AIM OF THE TASK.
The records below are to be duplicated character for character.

STUDY MATERIAL.
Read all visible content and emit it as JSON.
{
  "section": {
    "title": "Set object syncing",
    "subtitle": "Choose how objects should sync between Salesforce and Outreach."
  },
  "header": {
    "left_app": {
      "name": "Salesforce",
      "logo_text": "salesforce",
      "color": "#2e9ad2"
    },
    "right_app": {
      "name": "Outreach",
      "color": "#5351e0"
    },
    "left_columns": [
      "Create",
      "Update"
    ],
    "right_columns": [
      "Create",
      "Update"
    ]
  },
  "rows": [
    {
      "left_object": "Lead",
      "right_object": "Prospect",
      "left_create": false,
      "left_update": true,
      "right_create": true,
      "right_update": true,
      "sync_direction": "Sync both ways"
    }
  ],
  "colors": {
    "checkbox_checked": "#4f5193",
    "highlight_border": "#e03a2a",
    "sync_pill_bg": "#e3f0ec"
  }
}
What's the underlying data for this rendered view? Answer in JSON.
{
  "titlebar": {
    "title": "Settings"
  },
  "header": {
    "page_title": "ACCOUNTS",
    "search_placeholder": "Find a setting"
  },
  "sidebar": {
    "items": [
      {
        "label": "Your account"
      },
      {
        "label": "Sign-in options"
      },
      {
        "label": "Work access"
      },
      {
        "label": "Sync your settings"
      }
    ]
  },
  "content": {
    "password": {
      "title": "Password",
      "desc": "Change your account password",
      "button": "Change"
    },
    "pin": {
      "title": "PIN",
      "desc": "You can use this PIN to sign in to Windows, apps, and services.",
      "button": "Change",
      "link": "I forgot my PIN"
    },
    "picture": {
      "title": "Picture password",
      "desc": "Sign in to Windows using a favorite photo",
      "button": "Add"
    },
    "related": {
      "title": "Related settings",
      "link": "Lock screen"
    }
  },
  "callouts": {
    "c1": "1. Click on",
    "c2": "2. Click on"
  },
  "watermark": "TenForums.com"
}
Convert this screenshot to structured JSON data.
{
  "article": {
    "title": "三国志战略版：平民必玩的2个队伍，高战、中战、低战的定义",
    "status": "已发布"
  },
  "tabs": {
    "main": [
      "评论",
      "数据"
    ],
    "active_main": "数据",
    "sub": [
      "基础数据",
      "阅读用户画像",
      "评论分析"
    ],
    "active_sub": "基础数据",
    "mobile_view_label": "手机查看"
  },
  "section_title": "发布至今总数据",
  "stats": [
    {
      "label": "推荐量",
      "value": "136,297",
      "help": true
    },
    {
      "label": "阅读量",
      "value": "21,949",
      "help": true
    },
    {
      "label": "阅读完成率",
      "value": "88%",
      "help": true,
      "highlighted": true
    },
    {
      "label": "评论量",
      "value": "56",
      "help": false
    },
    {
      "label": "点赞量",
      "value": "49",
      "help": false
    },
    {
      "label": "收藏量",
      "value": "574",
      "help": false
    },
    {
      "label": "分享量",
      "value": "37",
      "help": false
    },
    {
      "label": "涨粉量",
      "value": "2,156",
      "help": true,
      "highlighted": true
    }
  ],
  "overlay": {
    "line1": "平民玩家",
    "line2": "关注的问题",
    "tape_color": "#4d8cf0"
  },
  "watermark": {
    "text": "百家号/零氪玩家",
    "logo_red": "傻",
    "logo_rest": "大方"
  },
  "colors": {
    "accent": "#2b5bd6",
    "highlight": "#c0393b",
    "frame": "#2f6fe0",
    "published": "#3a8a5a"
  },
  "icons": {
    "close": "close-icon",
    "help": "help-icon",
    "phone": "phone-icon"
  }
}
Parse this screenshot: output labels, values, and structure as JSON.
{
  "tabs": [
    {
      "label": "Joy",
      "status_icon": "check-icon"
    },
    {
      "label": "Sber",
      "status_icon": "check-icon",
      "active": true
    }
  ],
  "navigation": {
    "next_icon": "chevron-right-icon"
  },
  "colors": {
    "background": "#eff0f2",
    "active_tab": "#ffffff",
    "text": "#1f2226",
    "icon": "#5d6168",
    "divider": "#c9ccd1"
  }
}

RESPONSE TO THIS EXERCISE.
Read all visible content and emit it as JSON.
{
  "section": {
    "title": "Set object syncing",
    "subtitle": "Choose how objects should sync between Salesforce and Outreach."
  },
  "header": {
    "left_app": {
      "name": "Salesforce",
      "logo_text": "salesforce",
      "color": "#2e9ad2"
    },
    "right_app": {
      "name": "Outreach",
      "color": "#5351e0"
    },
    "left_columns": [
      "Create",
      "Update"
    ],
    "right_columns": [
      "Create",
      "Update"
    ]
  },
  "rows": [
    {
      "left_object": "Lead",
      "right_object": "Prospect",
      "left_create": false,
      "left_update": true,
      "right_create": true,
      "right_update": true,
      "sync_direction": "Sync both ways"
    }
  ],
  "colors": {
    "checkbox_checked": "#4f5193",
    "highlight_border": "#e03a2a",
    "sync_pill_bg": "#e3f0ec"
  }
}
What's the underlying data for this rendered view? Answer in JSON.
{
  "titlebar": {
    "title": "Settings"
  },
  "header": {
    "page_title": "ACCOUNTS",
    "search_placeholder": "Find a setting"
  },
  "sidebar": {
    "items": [
      {
        "label": "Your account"
      },
      {
        "label": "Sign-in options"
      },
      {
        "label": "Work access"
      },
      {
        "label": "Sync your settings"
      }
    ]
  },
  "content": {
    "password": {
      "title": "Password",
      "desc": "Change your account password",
      "button": "Change"
    },
    "pin": {
      "title": "PIN",
      "desc": "You can use this PIN to sign in to Windows, apps, and services.",
      "button": "Change",
      "link": "I forgot my PIN"
    },
    "picture": {
      "title": "Picture password",
      "desc": "Sign in to Windows using a favorite photo",
      "button": "Add"
    },
    "related": {
      "title": "Related settings",
      "link": "Lock screen"
    }
  },
  "callouts": {
    "c1": "1. Click on",
    "c2": "2. Click on"
  },
  "watermark": "TenForums.com"
}
Convert this screenshot to structured JSON data.
{
  "article": {
    "title": "三国志战略版：平民必玩的2个队伍，高战、中战、低战的定义",
    "status": "已发布"
  },
  "tabs": {
    "main": [
      "评论",
      "数据"
    ],
    "active_main": "数据",
    "sub": [
      "基础数据",
      "阅读用户画像",
      "评论分析"
    ],
    "active_sub": "基础数据",
    "mobile_view_label": "手机查看"
  },
  "section_title": "发布至今总数据",
  "stats": [
    {
      "label": "推荐量",
      "value": "136,297",
      "help": true
    },
    {
      "label": "阅读量",
      "value": "21,949",
      "help": true
    },
    {
      "label": "阅读完成率",
      "value": "88%",
      "help": true,
      "highlighted": true
    },
    {
      "label": "评论量",
      "value": "56",
      "help": false
    },
    {
      "label": "点赞量",
      "value": "49",
      "help": false
    },
    {
      "label": "收藏量",
      "value": "574",
      "help": false
    },
    {
      "label": "分享量",
      "value": "37",
      "help": false
    },
    {
      "label": "涨粉量",
      "value": "2,156",
      "help": true,
      "highlighted": true
    }
  ],
  "overlay": {
    "line1": "平民玩家",
    "line2": "关注的问题",
    "tape_color": "#4d8cf0"
  },
  "watermark": {
    "text": "百家号/零氪玩家",
    "logo_red": "傻",
    "logo_rest": "大方"
  },
  "colors": {
    "accent": "#2b5bd6",
    "highlight": "#c0393b",
    "frame": "#2f6fe0",
    "published": "#3a8a5a"
  },
  "icons": {
    "close": "close-icon",
    "help": "help-icon",
    "phone": "phone-icon"
  }
}
Parse this screenshot: output labels, values, and structure as JSON.
{
  "tabs": [
    {
      "label": "Joy",
      "status_icon": "check-icon"
    },
    {
      "label": "Sber",
      "status_icon": "check-icon",
      "active": true
    }
  ],
  "navigation": {
    "next_icon": "chevron-right-icon"
  },
  "colors": {
    "background": "#eff0f2",
    "active_tab": "#ffffff",
    "text": "#1f2226",
    "icon": "#5d6168",
    "divider": "#c9ccd1"
  }
}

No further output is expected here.